Personalized Approaches to Treatment of Metastatic Colorectal Cancer - Episode 20
Considerations regarding best sequencing strategies with novel therapies to treat HER2-mutated metastatic colorectal cancer.
Tanios S. Bekaii-Saab, MD: Joleen, in the clinic, we have these ADCs [antibody drug conjugates], with trastuzumab deruxtecan, not approved in colorectal cancer, but an option. We have dual pertuzumab trastuzumab, lapatinib trastuzumab, and tucatinib trastuzumab. Thinking about an off-trial patient, the primary goal would be to have those patients in the trials. How do we put these things in perspective in the clinic? You see a patient with the HER2, amplified HER2; how do you prioritize one versus the other if there's a way to do that?

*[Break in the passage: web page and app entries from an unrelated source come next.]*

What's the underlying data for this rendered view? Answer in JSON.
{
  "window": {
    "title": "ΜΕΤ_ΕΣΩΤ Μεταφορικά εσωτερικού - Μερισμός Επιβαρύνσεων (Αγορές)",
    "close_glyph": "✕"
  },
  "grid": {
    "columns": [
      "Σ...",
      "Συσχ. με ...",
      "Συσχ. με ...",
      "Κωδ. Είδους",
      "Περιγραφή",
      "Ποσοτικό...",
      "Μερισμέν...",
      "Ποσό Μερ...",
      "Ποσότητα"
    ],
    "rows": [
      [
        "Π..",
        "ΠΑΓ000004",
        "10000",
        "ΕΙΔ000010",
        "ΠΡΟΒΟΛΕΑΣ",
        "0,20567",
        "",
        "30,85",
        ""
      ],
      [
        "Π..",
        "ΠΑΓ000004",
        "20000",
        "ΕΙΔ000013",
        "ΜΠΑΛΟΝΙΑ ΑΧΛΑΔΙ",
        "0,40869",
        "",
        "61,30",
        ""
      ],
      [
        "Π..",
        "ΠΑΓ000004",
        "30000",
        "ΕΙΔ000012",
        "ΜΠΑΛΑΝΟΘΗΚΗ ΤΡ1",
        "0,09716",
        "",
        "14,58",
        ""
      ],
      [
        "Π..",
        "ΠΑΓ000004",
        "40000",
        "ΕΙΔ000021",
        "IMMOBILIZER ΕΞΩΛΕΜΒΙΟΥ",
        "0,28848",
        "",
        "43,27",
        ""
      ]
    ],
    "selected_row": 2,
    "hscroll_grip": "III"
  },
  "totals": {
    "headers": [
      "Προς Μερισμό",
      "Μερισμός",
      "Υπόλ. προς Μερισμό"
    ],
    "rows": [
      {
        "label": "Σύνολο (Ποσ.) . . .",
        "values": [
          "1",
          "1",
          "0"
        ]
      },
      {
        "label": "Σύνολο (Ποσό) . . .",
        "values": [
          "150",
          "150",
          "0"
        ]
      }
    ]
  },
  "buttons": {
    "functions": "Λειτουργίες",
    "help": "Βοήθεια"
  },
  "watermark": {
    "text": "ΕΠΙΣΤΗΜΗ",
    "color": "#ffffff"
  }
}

Joleen M. Hubbard, MD:What's interesting is patients in the DESTINY study, which was mentioned previously, with the antibody-drug conjugate, some of those patients had dual HER2-directed therapy previously and still responded. I would opt for the dual HER2-directed therapy. You can get trastuzumab pertuzumab off-label because it's FDA-approved if you don't have a study close. We, fortunately, had the MOUNTAINEER study which we would opt to enroll in. Then, reserve the antibody-drug conjugate study, if they progress on the MOUNTAINEER study. The efficacy after dual HER2 therapy for the antibody-drug conjugates, is promising. That'll be second, after the dual HER2 inhibition.

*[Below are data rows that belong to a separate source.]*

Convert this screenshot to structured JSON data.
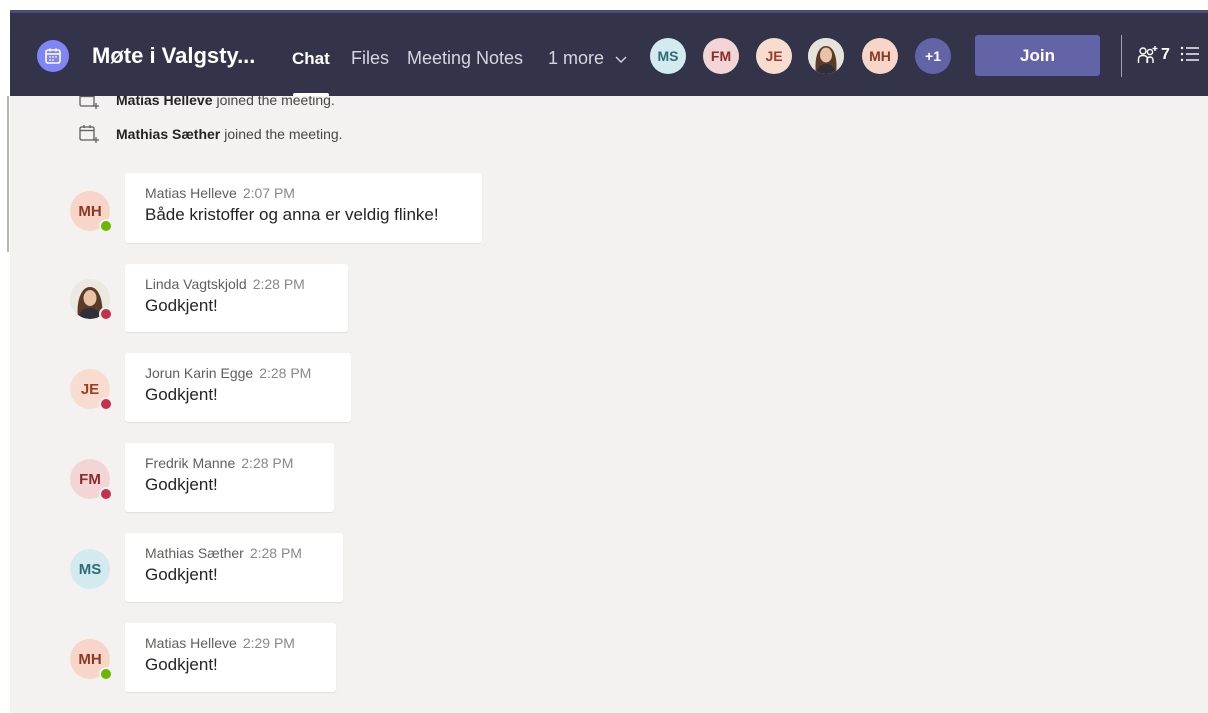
{
  "header": {
    "title": "Møte i Valgsty...",
    "tabs": [
      {
        "label": "Chat",
        "active": true
      },
      {
        "label": "Files"
      },
      {
        "label": "Meeting Notes"
      },
      {
        "label": "1 more"
      }
    ],
    "participants": [
      {
        "initials": "MS",
        "bg": "#d3ebee",
        "fg": "#2e6b74"
      },
      {
        "initials": "FM",
        "bg": "#f4d5d5",
        "fg": "#8b2b2b"
      },
      {
        "initials": "JE",
        "bg": "#f9dcd0",
        "fg": "#9a3f25"
      },
      {
        "initials": "",
        "photo": true
      },
      {
        "initials": "MH",
        "bg": "#f7d6c9",
        "fg": "#8a3a1f"
      },
      {
        "initials": "+1",
        "bg": "#6264a7",
        "fg": "#ffffff"
      }
    ],
    "join_label": "Join",
    "people_count": "7",
    "accent": "#6264a7",
    "bar_color": "#33344a"
  },
  "system_messages": [
    {
      "name": "Matias Helleve",
      "text": "joined the meeting."
    },
    {
      "name": "Mathias Sæther",
      "text": "joined the meeting."
    }
  ],
  "messages": [
    {
      "initials": "MH",
      "status": "available",
      "author": "Matias Helleve",
      "time": "2:07 PM",
      "text": "Både kristoffer og anna er veldig flinke!"
    },
    {
      "initials": "",
      "photo": true,
      "status": "busy",
      "author": "Linda Vagtskjold",
      "time": "2:28 PM",
      "text": "Godkjent!"
    },
    {
      "initials": "JE",
      "status": "busy",
      "author": "Jorun Karin Egge",
      "time": "2:28 PM",
      "text": "Godkjent!"
    },
    {
      "initials": "FM",
      "status": "busy",
      "author": "Fredrik Manne",
      "time": "2:28 PM",
      "text": "Godkjent!"
    },
    {
      "initials": "MS",
      "status": "none",
      "author": "Mathias Sæther",
      "time": "2:28 PM",
      "text": "Godkjent!"
    },
    {
      "initials": "MH",
      "status": "available",
      "author": "Matias Helleve",
      "time": "2:29 PM",
      "text": "Godkjent!"
    }
  ],
  "status_colors": {
    "available": "#6bb700",
    "busy": "#c4314b"
  }
}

Tanios S. Bekaii-Saab, MD: It'll be the second line of defense. Cathy, is that what you think? How do you think this will evolve into the clinic?
Cathy Eng, MD, FACP, FASCO: Yes, I agree. I always encourage patients to participate in clinical trials. It's wonderful that Raghav's got his SWOGS1613 study, and John's got his Mountaineer study. We're all supportive of these studies. But, I do find the antibody-drug conjugate very intriguing. There's Destiny, the next study that's for colorectal cancer in the United States. Raghav's leading as well. I'm excited, and it encourages, once again, people to test for HER2. That's not universally done, but we would encourage people to do so because these are great opportunities for patients. Don't forget, in the original Siena data; there was a couple of metastatic colorectal. We need to encourage patients to be tested for this.

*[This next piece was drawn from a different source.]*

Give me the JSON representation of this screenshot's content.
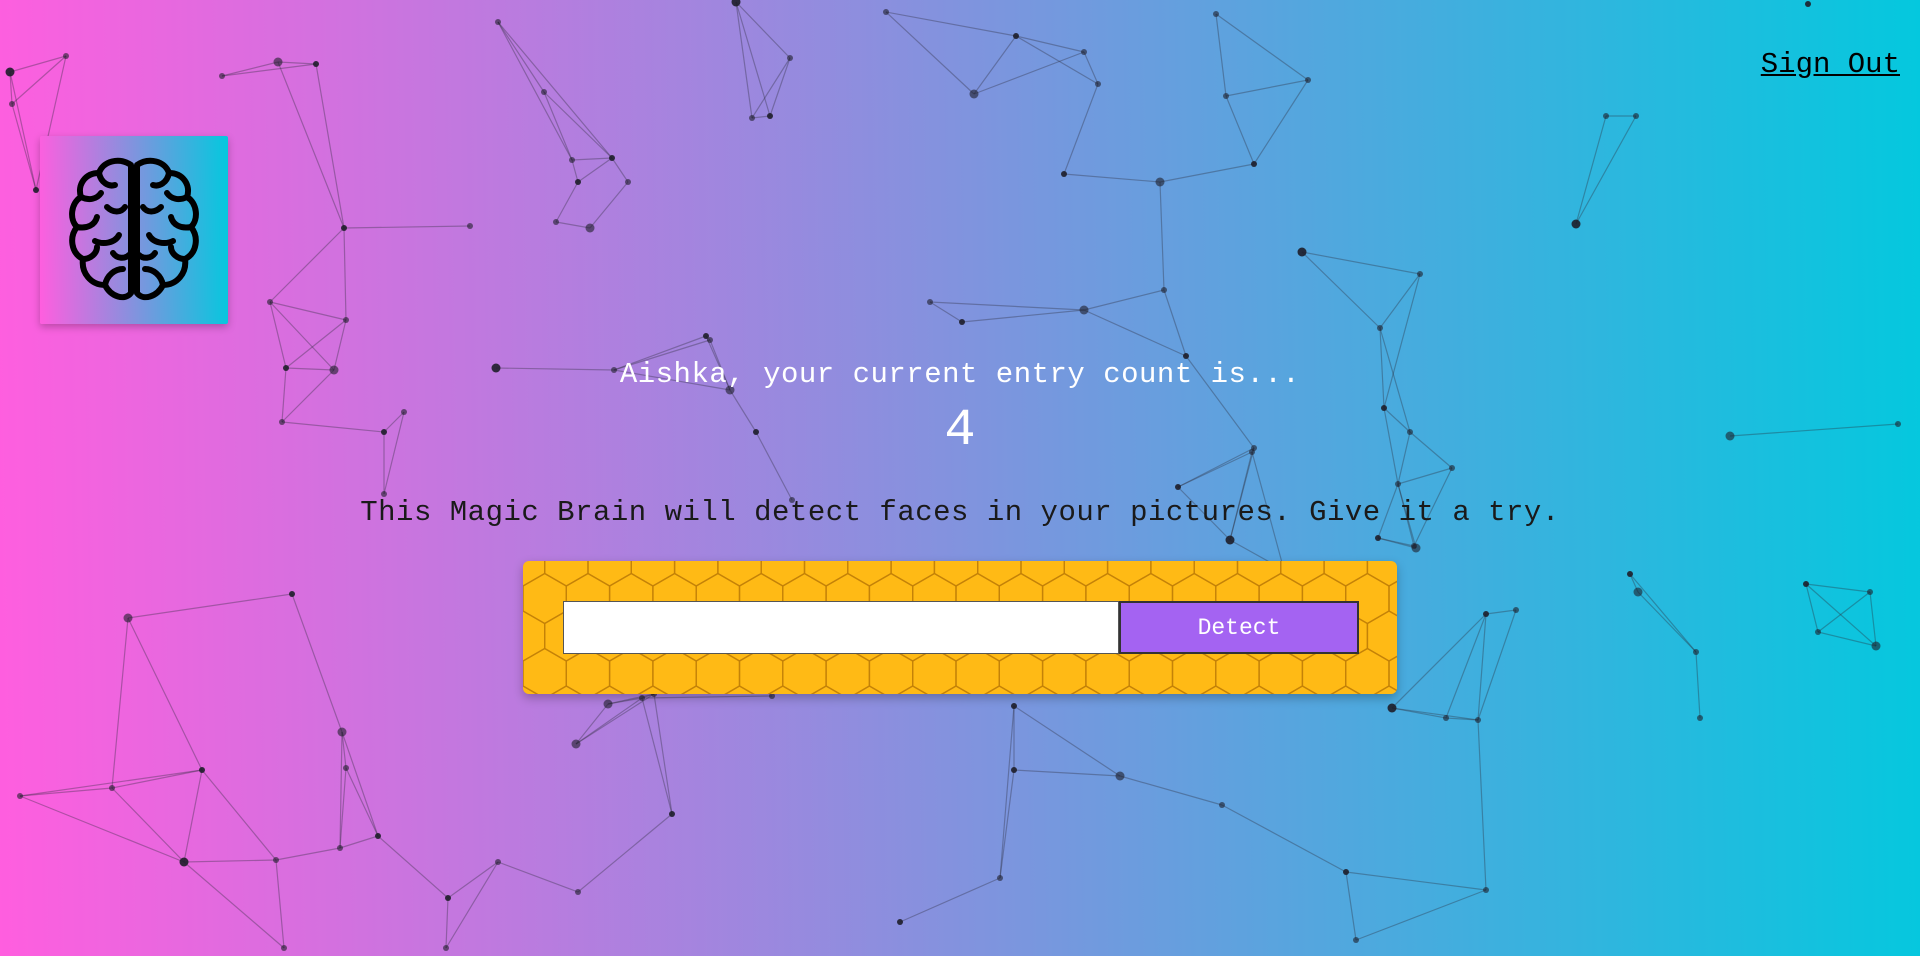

Kanwal Raghav, MD, MBBS: The ADC is particularly interesting. It's a smart bond, it just cares about the expression. One of the primary areas of interest there is, can it work in even RAS mutant patients that tend to present with HER2 amplification? Can we expand the number of HER2 patients with colon cancer that we can treat by targeting even the low HER2 expressers that are not really amplified? That drug has done that in breast and gastric cancer. Not as yet in CRC [colorectal cancer], but that's because we use topoisomerase inhibitors routinely in colon cancer. With combination drugs and increasing the sensitivity of the payload, we might be able to target that population, also.
Transcript Edited for Clarity